Camping is a fun outdoor activity that lets you enjoy the beauty of nature as you practice your survival skills. But good preppers never let their guards down while they’re spending time with their family and friends outdoors. (h/t to PrepperBits.com)
Camping can sometimes put you in unfamiliar environments and expose you to different kinds of danger. To enjoy camping and ease your worries, remember these five important aspects of camping self-defense.
Planning is essential, even if you’re staying at a local campground or backpacking in a new location. During this stage, you need to study the area and obtain the following information:
Before you go camping, learn general self-defense training and how to use the camping environment to your advantage when SHTF.
Test your gear at home. Don’t wait until you’re in the woods to see if your firestarter or camp stove is working. Practice how to set up your tent, especially if you’re a beginner. Once you get the hang of it, it’ll be easier when you need to set it up outdoors and under harsh conditions.
When you arrive at the campsite, gather large sticks and branches. Use these as campfire tools, tent stakes, and handheld self-defense weapons. You can also grab dirt, gravel, or rocks from the ground to throw at potential attackers. During the day, take note of where these objects are placed so you can grab them quickly when night falls.
Below are multipurpose items that you can use for camping and self-defense:
When setting up your campsite, use natural barriers to your advantage. For example, pitch your tents next to the side of a mountain so you have a natural barrier on the rear end of your camp. Doing this means no one can sneak up behind your tent. It also eliminates an entry point perimeter.
When camping with a group, make the tents face one another so each one is accessible. If you drove to the campground, keep your keys on your person at all times. Whenever possible, park your car close you can seek shelter if SHTF. (Related: 5 Common dangers to avoid in the wilderness.)
Take the time to chat with other campers and campsite staff. Ask them how they’re doing and if there are things you should look out for, like rowdy campers or suspicious events at night.

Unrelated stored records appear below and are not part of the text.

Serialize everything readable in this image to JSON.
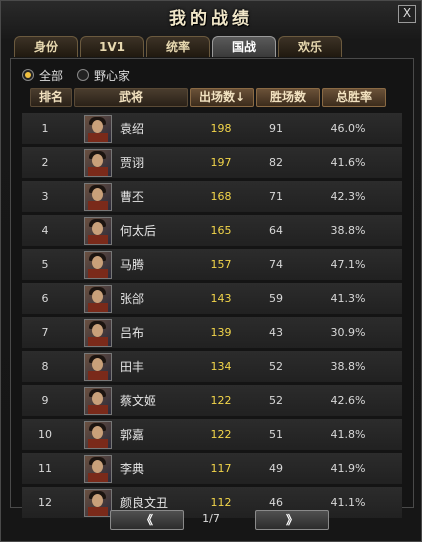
{
  "window": {
    "title": "我的战绩",
    "close_label": "X"
  },
  "tabs": [
    {
      "label": "身份",
      "active": false
    },
    {
      "label": "1V1",
      "active": false
    },
    {
      "label": "统率",
      "active": false
    },
    {
      "label": "国战",
      "active": true
    },
    {
      "label": "欢乐",
      "active": false
    }
  ],
  "filters": [
    {
      "label": "全部",
      "selected": true
    },
    {
      "label": "野心家",
      "selected": false
    }
  ],
  "columns": {
    "rank": "排名",
    "general": "武将",
    "games": "出场数",
    "games_sort_icon": "sort-down-arrow-icon",
    "wins": "胜场数",
    "win_rate": "总胜率"
  },
  "rows": [
    {
      "rank": "1",
      "name": "袁绍",
      "games": "198",
      "wins": "91",
      "rate": "46.0%"
    },
    {
      "rank": "2",
      "name": "贾诩",
      "games": "197",
      "wins": "82",
      "rate": "41.6%"
    },
    {
      "rank": "3",
      "name": "曹丕",
      "games": "168",
      "wins": "71",
      "rate": "42.3%"
    },
    {
      "rank": "4",
      "name": "何太后",
      "games": "165",
      "wins": "64",
      "rate": "38.8%"
    },
    {
      "rank": "5",
      "name": "马腾",
      "games": "157",
      "wins": "74",
      "rate": "47.1%"
    },
    {
      "rank": "6",
      "name": "张郃",
      "games": "143",
      "wins": "59",
      "rate": "41.3%"
    },
    {
      "rank": "7",
      "name": "吕布",
      "games": "139",
      "wins": "43",
      "rate": "30.9%"
    },
    {
      "rank": "8",
      "name": "田丰",
      "games": "134",
      "wins": "52",
      "rate": "38.8%"
    },
    {
      "rank": "9",
      "name": "蔡文姬",
      "games": "122",
      "wins": "52",
      "rate": "42.6%"
    },
    {
      "rank": "10",
      "name": "郭嘉",
      "games": "122",
      "wins": "51",
      "rate": "41.8%"
    },
    {
      "rank": "11",
      "name": "李典",
      "games": "117",
      "wins": "49",
      "rate": "41.9%"
    },
    {
      "rank": "12",
      "name": "颜良文丑",
      "games": "112",
      "wins": "46",
      "rate": "41.1%"
    }
  ],
  "pagination": {
    "prev_label": "《",
    "next_label": "》",
    "page": "1/7"
  },
  "colors": {
    "games_value": "#f2d54a",
    "radio_selected": "#f0c040"
  }
}
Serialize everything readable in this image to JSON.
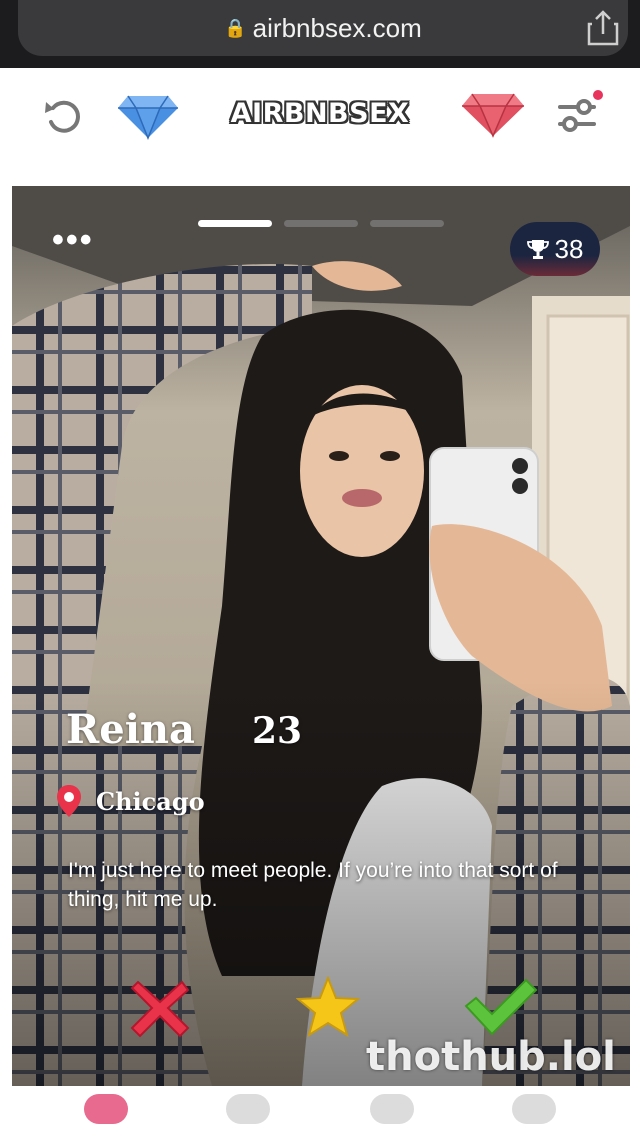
{
  "browser": {
    "url": "airbnbsex.com"
  },
  "header": {
    "logo": "AIRBNBSEX",
    "icons": [
      "undo-icon",
      "blue-diamond-icon",
      "red-diamond-icon",
      "filter-icon"
    ],
    "colors": {
      "blue_gem": "#4a90e2",
      "red_gem": "#e05060",
      "notification_dot": "#e8335d"
    }
  },
  "profile": {
    "name": "Reina",
    "age": "23",
    "location": "Chicago",
    "bio": "I'm just here to meet people. If you’re into that sort of thing, hit me up.",
    "trophy_count": "38",
    "photo_index": 1,
    "photo_total": 3
  },
  "actions": [
    {
      "name": "reject",
      "icon": "x-icon",
      "color": "#e8334a"
    },
    {
      "name": "super-like",
      "icon": "star-icon",
      "color": "#f5c518"
    },
    {
      "name": "like",
      "icon": "check-icon",
      "color": "#5cc33c"
    }
  ],
  "watermark": "thothub.lol"
}
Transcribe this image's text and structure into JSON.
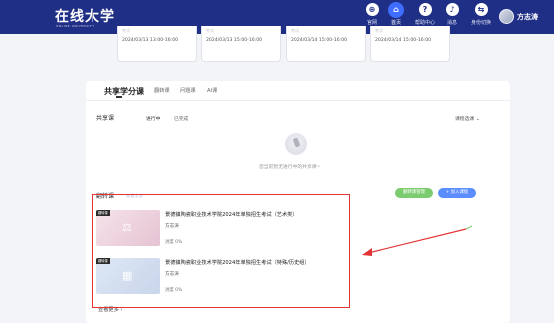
{
  "brand": {
    "logo": "在线大学",
    "sub": "ONLINE UNIVERSITY"
  },
  "nav": {
    "items": [
      {
        "label": "官网",
        "icon": "globe-icon",
        "glyph": "⊕"
      },
      {
        "label": "首页",
        "icon": "home-icon",
        "glyph": "⌂"
      },
      {
        "label": "帮助中心",
        "icon": "help-icon",
        "glyph": "?"
      },
      {
        "label": "消息",
        "icon": "bell-icon",
        "glyph": "♪"
      },
      {
        "label": "身份切换",
        "icon": "switch-icon",
        "glyph": "⇆"
      }
    ],
    "username": "方志涛"
  },
  "schedule": [
    {
      "top": "考试",
      "time": "2024/03/13 13:00-16:00"
    },
    {
      "top": "考试",
      "time": "2024/03/13 15:00-16:00"
    },
    {
      "top": "考试",
      "time": "2024/03/14 15:00-16:00"
    },
    {
      "top": "考试",
      "time": "2024/03/14 15:00-16:00"
    }
  ],
  "tabs": {
    "main": "共享学分课",
    "t1": "翻转课",
    "t2": "问题课",
    "t3": "AI课"
  },
  "shared": {
    "title": "共享课",
    "filter_active": "进行中",
    "filter_done": "已完成",
    "sort": "课程选课 ⌄",
    "empty_text": "您当前暂无进行中的共享课~"
  },
  "flip": {
    "title": "翻转课",
    "link": "查看全部",
    "btn_manage": "翻转课管理",
    "btn_join": "+ 加入课程"
  },
  "courses": [
    {
      "badge": "翻转课",
      "title": "景德镇陶瓷职业技术学院2024年单独招生考试（艺术类）",
      "teacher": "方志涛",
      "progress": "进度 0%",
      "glyph": "⚖"
    },
    {
      "badge": "翻转课",
      "title": "景德镇陶瓷职业技术学院2024年单独招生考试（特殊/历史组）",
      "teacher": "方志涛",
      "progress": "进度 0%",
      "glyph": "▦"
    }
  ],
  "more": "查看更多 ›",
  "colors": {
    "nav_bg": "#1f2f86",
    "accent": "#3f6dff",
    "annotation": "#e23434",
    "arrow": "#e23434"
  }
}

Camping is a great way to relax and practice your survival skills, as long as you take the necessary precautions.